After beating Maryland, Xavier would likely face Florida State – one of the coldest highly seeded teams entering the tournament. This all bodes well for a solid shot at a return to the Sweet Sixteen.

Ceiling: Sweet Sixteen


#12 Middle Tennessee (30-4)

If the name sounds familiar, there’s a reason for it.

Middle Tennessee snuck into the tournament last year as a No. 15 seed and shocked the world by upsetting No. 2 Michigan State – a popular pick to win it all at the time.

This year’s squad returns more experienced and well-rounded, with three players averaging 14 points per game or more. The Blue Raiders throw a ton of strange defensive sets at teams, specializing in a 1-3-1 trap that greatly limits their opponents three-point efficiency.

Though they pride themselves in flustering teams on defense, the Blue Raiders are one of the better teams in the nation at not turning the ball over; they are 25th in turnover percentage (15.9 percent).

MTSU will square off against No. 5 seed Minnesota who overachieved greatly this year. Minnesota is a solid young team, but they are prone to mental lapses. The Blue Raiders will pull out all the stops and get creative on defense, while their experience shines through.

Ceiling: Sweet Sixteen


#7 Michigan (24-11)

It seems consistent: every year a major conference school with a low seed gets hot and dominates in the tournament.

Last year it was a No. 10 seed Syracuse; before that it was a No. 7 Michigan State. This year, Michigan is primed for a tournament run.

The Wolverines have been on fire lately as their defense continued to steadily improve all season.
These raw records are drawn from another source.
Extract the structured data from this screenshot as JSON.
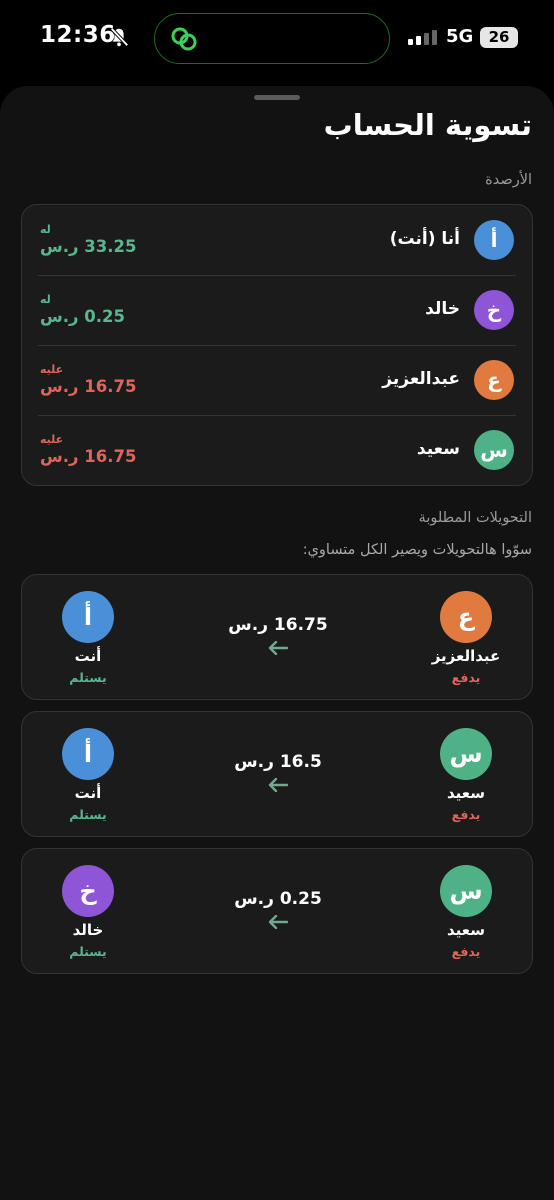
{
  "status_bar": {
    "time": "12:36",
    "network": "5G",
    "battery": "26",
    "icons": [
      "bell-slash-icon",
      "link-icon",
      "signal-icon"
    ]
  },
  "sheet": {
    "title": "تسوية الحساب",
    "balances_label": "الأرصدة",
    "balances": [
      {
        "initial": "أ",
        "name": "أنا (أنت)",
        "tag": "له",
        "amount": "33.25 ر.س",
        "avatar_color": "#4a90d9",
        "status": "credit"
      },
      {
        "initial": "خ",
        "name": "خالد",
        "tag": "له",
        "amount": "0.25 ر.س",
        "avatar_color": "#8e55d6",
        "status": "credit"
      },
      {
        "initial": "ع",
        "name": "عبدالعزيز",
        "tag": "عليه",
        "amount": "16.75 ر.س",
        "avatar_color": "#e07a3e",
        "status": "debit"
      },
      {
        "initial": "س",
        "name": "سعيد",
        "tag": "عليه",
        "amount": "16.75 ر.س",
        "avatar_color": "#4fb286",
        "status": "debit"
      }
    ],
    "transfers_label": "التحويلات المطلوبة",
    "transfers_subtitle": "سوّوا هالتحويلات ويصير الكل متساوي:",
    "transfers": [
      {
        "payer": {
          "initial": "ع",
          "name": "عبدالعزيز",
          "role": "يدفع",
          "avatar_color": "#e07a3e"
        },
        "payee": {
          "initial": "أ",
          "name": "أنت",
          "role": "يستلم",
          "avatar_color": "#4a90d9"
        },
        "amount": "16.75 ر.س"
      },
      {
        "payer": {
          "initial": "س",
          "name": "سعيد",
          "role": "يدفع",
          "avatar_color": "#4fb286"
        },
        "payee": {
          "initial": "أ",
          "name": "أنت",
          "role": "يستلم",
          "avatar_color": "#4a90d9"
        },
        "amount": "16.5 ر.س"
      },
      {
        "payer": {
          "initial": "س",
          "name": "سعيد",
          "role": "يدفع",
          "avatar_color": "#4fb286"
        },
        "payee": {
          "initial": "خ",
          "name": "خالد",
          "role": "يستلم",
          "avatar_color": "#8e55d6"
        },
        "amount": "0.25 ر.س"
      }
    ]
  },
  "colors": {
    "credit": "#59b790",
    "debit": "#e0645a",
    "arrow": "#6fa98f"
  }
}
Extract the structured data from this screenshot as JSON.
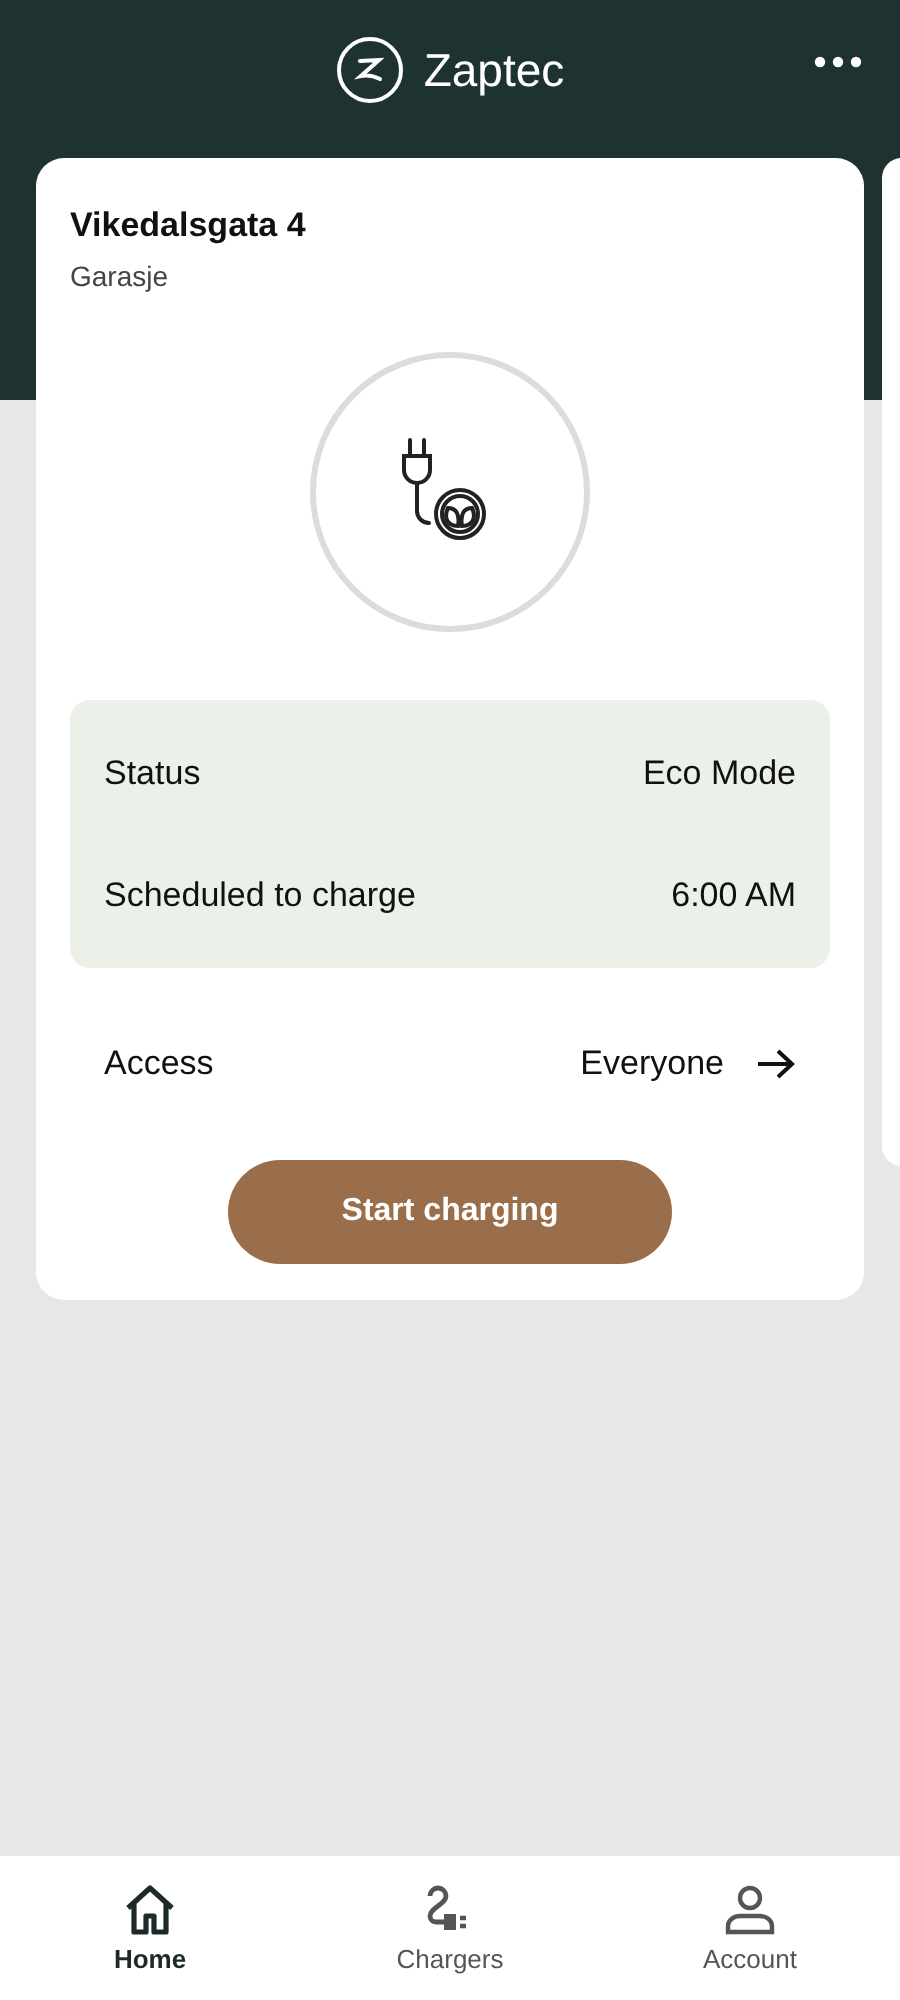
{
  "app_bar": {
    "title": "Zaptec"
  },
  "charger": {
    "name": "Vikedalsgata 4",
    "location": "Garasje",
    "status_rows": [
      {
        "label": "Status",
        "value": "Eco Mode"
      },
      {
        "label": "Scheduled to charge",
        "value": "6:00 AM"
      }
    ],
    "access": {
      "label": "Access",
      "value": "Everyone"
    },
    "action": "Start charging"
  },
  "tabs": [
    {
      "label": "Home",
      "kind": "home",
      "selected": true
    },
    {
      "label": "Chargers",
      "kind": "chargers",
      "selected": false
    },
    {
      "label": "Account",
      "kind": "account",
      "selected": false
    }
  ]
}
They have won seven of their last eight games, including running the table in the Big Ten tournament.

Michigan is one of the best three-point shooting teams in the nation, 24th in threes made per game with 9.5. But their defense has keyed the turnaround, clamping down the perimeter.

In the first round they face a tough Oklahoma State team, but the Cowboys have been on a cold streak lately and won’t have enough time to get out of the funk to face Michigan.

March Madness is all about who is hot at what time and Michigan may be the hottest team in the country right now.

Ceiling: Elite Eight